“Express yourself – say what you think, don’t wait to be spoken to. If someone asks you a question, answer – make sure it’s a good answer. Don’t try and think about what that person wants to hear or you’ll never be noticed.”

Apt advice from the winner of the 2009 award for Business Woman of the Year.

When asked how to approach someone to publish work she offered this advice:

“You have to figure out who is the audience, what it’s like, why it is different, who you are, why you are the person to deliver it. “

“I think the best way to do it is via an agent,” she said, “they give lots of advice, pre-editing etcetera,” but if you are sending an unsolicited script “don’t do an email.”

“You have to get someone’s attention in the hundreds of submissions. Be professional, don’t send a script with marks on it, send a photo and a leader that will make you stand out.”

“Ultimately it’s down to the quality of the writing,” she said.

What of her future.

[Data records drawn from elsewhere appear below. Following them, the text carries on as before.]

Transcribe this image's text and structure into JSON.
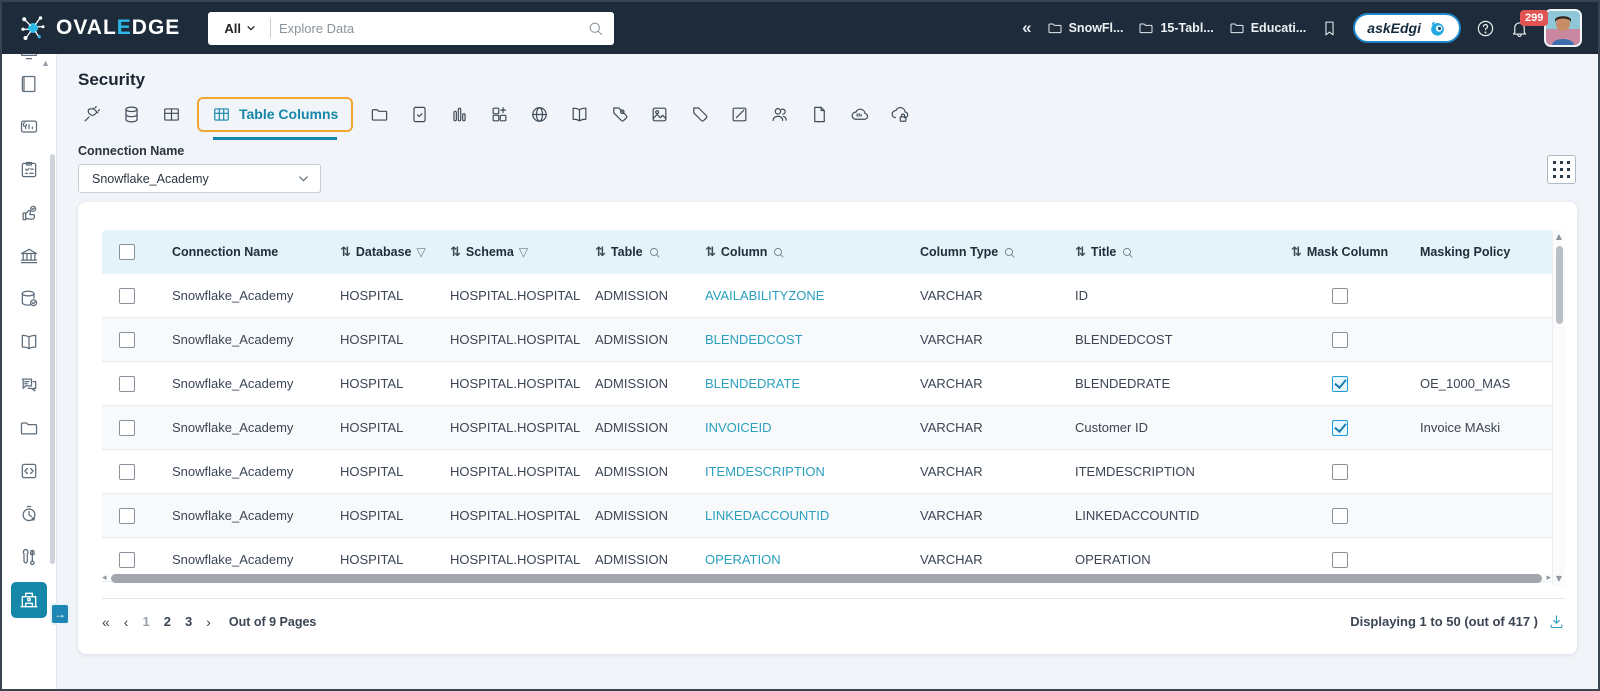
{
  "colors": {
    "accent_teal": "#1687a8",
    "link_teal": "#2a9fbe",
    "topbar_navy": "#1d2b3a",
    "badge_red": "#e25454",
    "annotation_orange": "#f0a632",
    "askedgi_blue": "#1e86c8"
  },
  "topbar": {
    "logo": {
      "part1": "OVAL",
      "accent": "E",
      "part2": "DGE"
    },
    "search": {
      "scope": "All",
      "placeholder": "Explore Data"
    },
    "collapse_glyph": "«",
    "recent": [
      {
        "label": "SnowFl..."
      },
      {
        "label": "15-Tabl..."
      },
      {
        "label": "Educati..."
      }
    ],
    "askedgi_label": "askEdgi",
    "notification_count": "299"
  },
  "sidebar": {
    "icons": [
      "monitor-partial",
      "journal",
      "report",
      "clipboard",
      "approval",
      "institution",
      "database-check",
      "book",
      "comments",
      "folder",
      "code",
      "scheduler",
      "tools",
      "security"
    ],
    "active_icon": "security"
  },
  "page": {
    "title": "Security"
  },
  "tabs": {
    "icons_before": [
      "crawler",
      "database",
      "table"
    ],
    "active": {
      "icon": "table-columns",
      "label": "Table Columns"
    },
    "icons_after": [
      "folder",
      "report-check",
      "bar-chart",
      "blocks-plus",
      "globe",
      "book",
      "tag-badge",
      "image",
      "tag",
      "note",
      "users",
      "file",
      "cloud-api",
      "cloud-lock"
    ]
  },
  "filter": {
    "label": "Connection Name",
    "value": "Snowflake_Academy"
  },
  "table": {
    "headers": {
      "connection": "Connection Name",
      "database": "Database",
      "schema": "Schema",
      "table": "Table",
      "column": "Column",
      "column_type": "Column Type",
      "title": "Title",
      "mask": "Mask Column",
      "masking_policy": "Masking Policy"
    },
    "rows": [
      {
        "connection": "Snowflake_Academy",
        "database": "HOSPITAL",
        "schema": "HOSPITAL.HOSPITAL",
        "table": "ADMISSION",
        "column": "AVAILABILITYZONE",
        "column_type": "VARCHAR",
        "title": "ID",
        "masked": false,
        "masking_policy": ""
      },
      {
        "connection": "Snowflake_Academy",
        "database": "HOSPITAL",
        "schema": "HOSPITAL.HOSPITAL",
        "table": "ADMISSION",
        "column": "BLENDEDCOST",
        "column_type": "VARCHAR",
        "title": "BLENDEDCOST",
        "masked": false,
        "masking_policy": ""
      },
      {
        "connection": "Snowflake_Academy",
        "database": "HOSPITAL",
        "schema": "HOSPITAL.HOSPITAL",
        "table": "ADMISSION",
        "column": "BLENDEDRATE",
        "column_type": "VARCHAR",
        "title": "BLENDEDRATE",
        "masked": true,
        "masking_policy": "OE_1000_MAS"
      },
      {
        "connection": "Snowflake_Academy",
        "database": "HOSPITAL",
        "schema": "HOSPITAL.HOSPITAL",
        "table": "ADMISSION",
        "column": "INVOICEID",
        "column_type": "VARCHAR",
        "title": "Customer ID",
        "masked": true,
        "masking_policy": "Invoice MAski"
      },
      {
        "connection": "Snowflake_Academy",
        "database": "HOSPITAL",
        "schema": "HOSPITAL.HOSPITAL",
        "table": "ADMISSION",
        "column": "ITEMDESCRIPTION",
        "column_type": "VARCHAR",
        "title": "ITEMDESCRIPTION",
        "masked": false,
        "masking_policy": ""
      },
      {
        "connection": "Snowflake_Academy",
        "database": "HOSPITAL",
        "schema": "HOSPITAL.HOSPITAL",
        "table": "ADMISSION",
        "column": "LINKEDACCOUNTID",
        "column_type": "VARCHAR",
        "title": "LINKEDACCOUNTID",
        "masked": false,
        "masking_policy": ""
      },
      {
        "connection": "Snowflake_Academy",
        "database": "HOSPITAL",
        "schema": "HOSPITAL.HOSPITAL",
        "table": "ADMISSION",
        "column": "OPERATION",
        "column_type": "VARCHAR",
        "title": "OPERATION",
        "masked": false,
        "masking_policy": ""
      }
    ]
  },
  "pagination": {
    "first_glyph": "«",
    "prev_glyph": "‹",
    "pages": [
      "1",
      "2",
      "3"
    ],
    "current_page": "1",
    "next_glyph": "›",
    "pages_label": "Out of 9 Pages",
    "displaying": "Displaying 1 to 50  (out of 417 )"
  }
}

She was made a peer in October 2014 in and sits in the House of Lords. An experience she describes as “a maelstrom of ideas”  and “bizarrely it works.”

She would like “more people representing the creative industries” there, she said.

She is also passionate about literacy and inspired by neurological research about reading. She is particularly engaged with promoting literacy for woman because of it’s empowering nature – it mediates against social exclusion in disadvantaged groups.

These interests were secured in her House of Lords maiden speech which centered on women, violence and social exclusion.

Perhaps her most personal comment of the talk was in answer to a question about strategies to keep calm:

“Look as if you aren’t panicking. Look as if you know what you are doing. Always come up with a solution,” she said.

Speaking with an ease, friendliness and equanimity, she personified her advice.

© Carrie Henderson / The Subiton Writer’s Group 2015


You can find the details of public lectures about creative writing at Kingston University here.